Provided information section start

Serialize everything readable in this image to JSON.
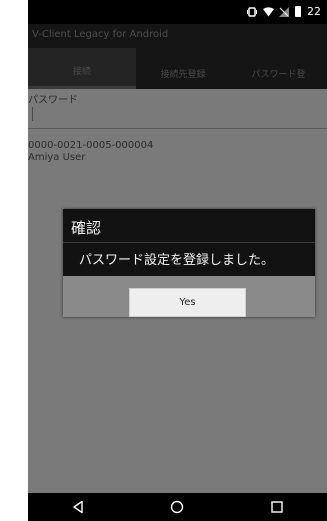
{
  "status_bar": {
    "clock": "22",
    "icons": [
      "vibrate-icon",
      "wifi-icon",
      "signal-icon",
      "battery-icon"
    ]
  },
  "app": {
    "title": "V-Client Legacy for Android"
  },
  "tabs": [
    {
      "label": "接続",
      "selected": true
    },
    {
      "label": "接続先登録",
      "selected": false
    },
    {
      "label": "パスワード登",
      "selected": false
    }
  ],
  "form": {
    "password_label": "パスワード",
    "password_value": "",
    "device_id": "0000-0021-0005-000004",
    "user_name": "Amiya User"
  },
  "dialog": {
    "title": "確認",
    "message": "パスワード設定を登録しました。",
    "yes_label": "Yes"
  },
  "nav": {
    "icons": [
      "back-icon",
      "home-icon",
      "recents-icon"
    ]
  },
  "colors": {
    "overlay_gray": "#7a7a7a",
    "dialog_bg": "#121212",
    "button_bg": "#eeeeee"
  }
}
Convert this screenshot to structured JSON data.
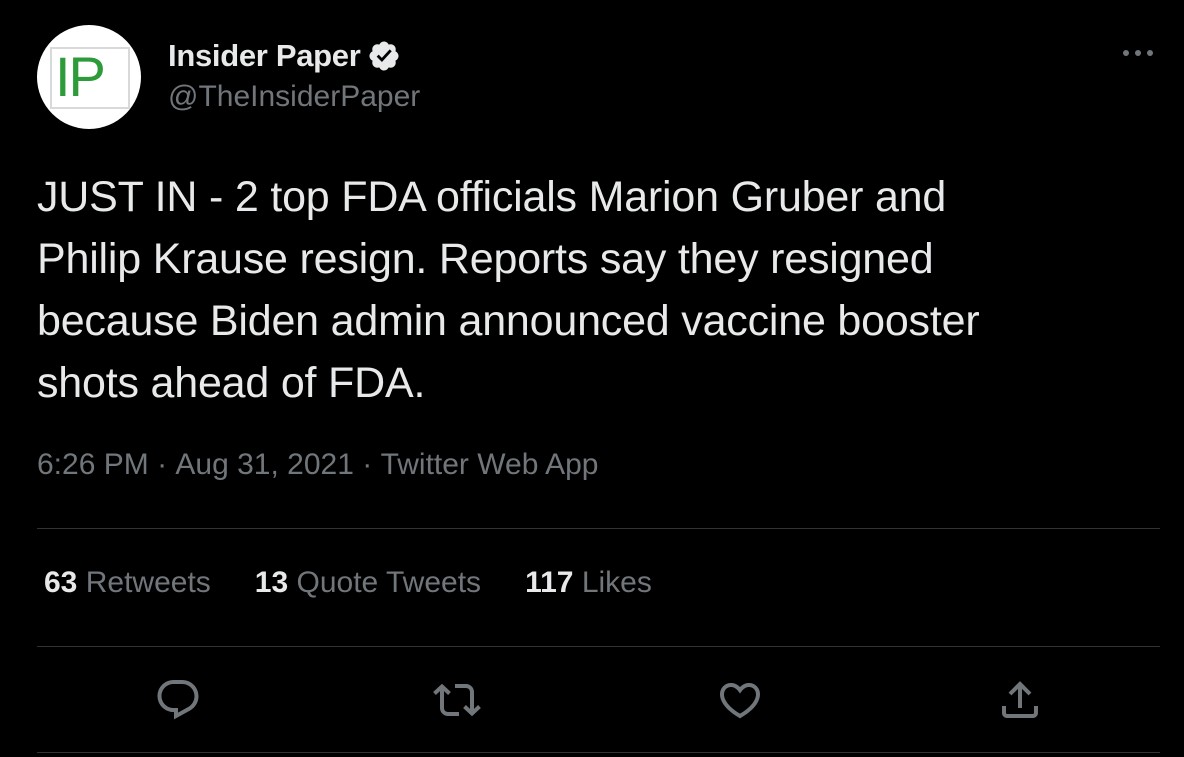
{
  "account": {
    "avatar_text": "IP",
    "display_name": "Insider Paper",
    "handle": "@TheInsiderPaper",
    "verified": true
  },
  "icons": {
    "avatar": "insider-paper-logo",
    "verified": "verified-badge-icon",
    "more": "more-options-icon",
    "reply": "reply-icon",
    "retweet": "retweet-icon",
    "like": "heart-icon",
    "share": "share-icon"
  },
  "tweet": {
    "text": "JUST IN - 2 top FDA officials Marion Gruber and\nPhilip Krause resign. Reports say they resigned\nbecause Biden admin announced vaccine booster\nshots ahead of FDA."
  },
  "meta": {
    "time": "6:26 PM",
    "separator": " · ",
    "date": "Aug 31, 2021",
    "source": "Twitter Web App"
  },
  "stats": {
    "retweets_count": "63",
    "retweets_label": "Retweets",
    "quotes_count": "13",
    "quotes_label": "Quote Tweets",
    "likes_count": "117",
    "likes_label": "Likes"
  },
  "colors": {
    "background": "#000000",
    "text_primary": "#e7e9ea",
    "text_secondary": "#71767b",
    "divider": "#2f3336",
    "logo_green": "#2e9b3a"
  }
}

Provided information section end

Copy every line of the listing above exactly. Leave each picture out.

* [Result of this task]
Serialize everything readable in this image to JSON.
{
  "status_bar": {
    "clock": "22",
    "icons": [
      "vibrate-icon",
      "wifi-icon",
      "signal-icon",
      "battery-icon"
    ]
  },
  "app": {
    "title": "V-Client Legacy for Android"
  },
  "tabs": [
    {
      "label": "接続",
      "selected": true
    },
    {
      "label": "接続先登録",
      "selected": false
    },
    {
      "label": "パスワード登",
      "selected": false
    }
  ],
  "form": {
    "password_label": "パスワード",
    "password_value": "",
    "device_id": "0000-0021-0005-000004",
    "user_name": "Amiya User"
  },
  "dialog": {
    "title": "確認",
    "message": "パスワード設定を登録しました。",
    "yes_label": "Yes"
  },
  "nav": {
    "icons": [
      "back-icon",
      "home-icon",
      "recents-icon"
    ]
  },
  "colors": {
    "overlay_gray": "#7a7a7a",
    "dialog_bg": "#121212",
    "button_bg": "#eeeeee"
  }
}
Convert this screenshot to structured JSON data.
{
  "account": {
    "avatar_text": "IP",
    "display_name": "Insider Paper",
    "handle": "@TheInsiderPaper",
    "verified": true
  },
  "icons": {
    "avatar": "insider-paper-logo",
    "verified": "verified-badge-icon",
    "more": "more-options-icon",
    "reply": "reply-icon",
    "retweet": "retweet-icon",
    "like": "heart-icon",
    "share": "share-icon"
  },
  "tweet": {
    "text": "JUST IN - 2 top FDA officials Marion Gruber and\nPhilip Krause resign. Reports say they resigned\nbecause Biden admin announced vaccine booster\nshots ahead of FDA."
  },
  "meta": {
    "time": "6:26 PM",
    "separator": " · ",
    "date": "Aug 31, 2021",
    "source": "Twitter Web App"
  },
  "stats": {
    "retweets_count": "63",
    "retweets_label": "Retweets",
    "quotes_count": "13",
    "quotes_label": "Quote Tweets",
    "likes_count": "117",
    "likes_label": "Likes"
  },
  "colors": {
    "background": "#000000",
    "text_primary": "#e7e9ea",
    "text_secondary": "#71767b",
    "divider": "#2f3336",
    "logo_green": "#2e9b3a"
  }
}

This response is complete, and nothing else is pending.